I1dentity - Perception: How I see myself
I2dentity - Projection: How I present myself to others
I3dentity - Conception: How others see me
I4dentity - Detection: How I think others seem me
I5dentity - Institutional: How official entities define me
I6dentity - Social: How social groups define me
One of the far-fetched goals for this journey is to come up with some reasonable criteria for what "real" means when applied to identity. While defining specific identity classes is a necessary step, classifications only specify what we evaluate, not the measurements to use nor the standards upon which we should base judgment.
Is Joe really "too big to get on the boat?" Depending upon the evaluation criteria, you might need to know the class of measurement (height, weight, percentage of body fat) and the unit of measurement (centimeters, inches) and also have the necessary resources to take an accurate measurement.
Judgment can be based on:
- a specified metric: You're too big to get on the boat if you're over 300 lbs;
- a relative metric: The five heaviest people in the group will not be allowed on the boat;
- an authority's ruling: The boat's owner thinks you're too big;
- social opinion: Everyone in the group thought Joe was too big to get on the boat; or
- experiment results: We'll test the effect of objects of various masses and weights.
Let's put off discussion of how we might evaluate the validity of standards until another day. For now, before we launch into big questions such as how we might test an identity's reality, let's look at the relatively simple matter of testing its classification.
Treating a classification as an equation is a good approach. [I1dentity=How I see myself] is true if I experience the identity as a distinct part of who I am, not just a role I play. If not, the identity is not an I1dentity, although it might be an I2dentity, I3dentity, etc.

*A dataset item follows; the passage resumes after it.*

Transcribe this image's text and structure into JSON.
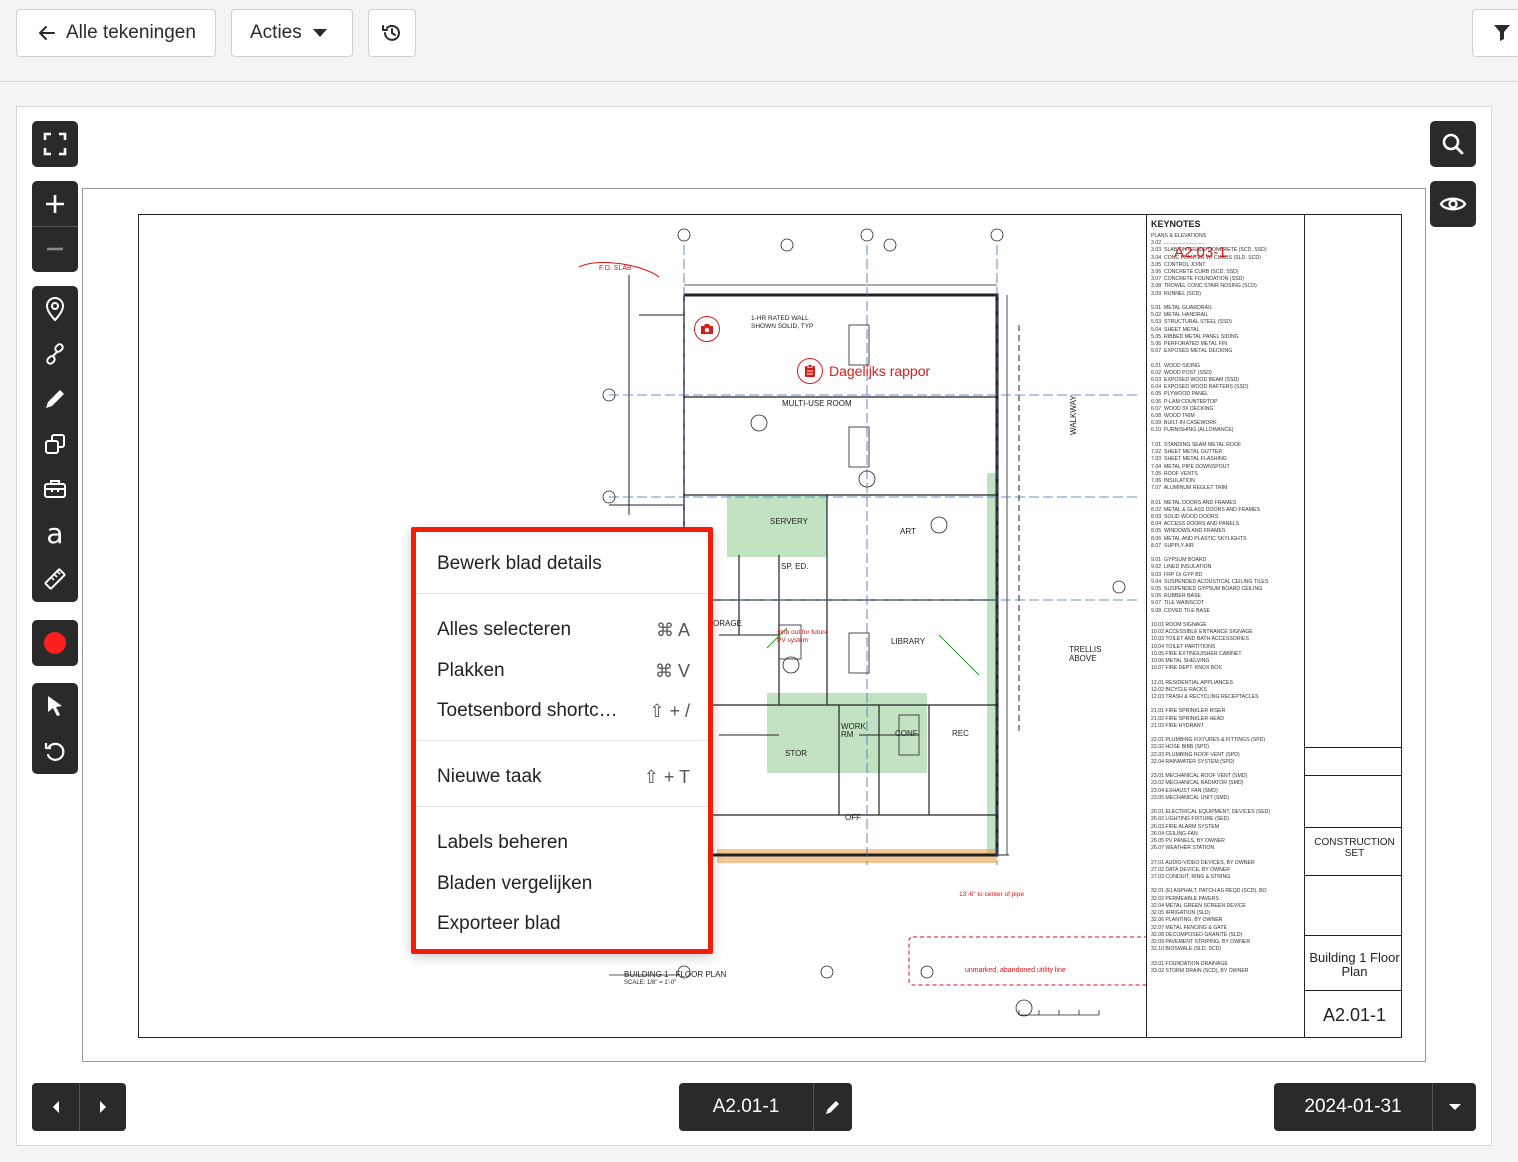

That's all today. Please weigh in with your suggestions, critique, links to graphics or whatever else you feel moved to share.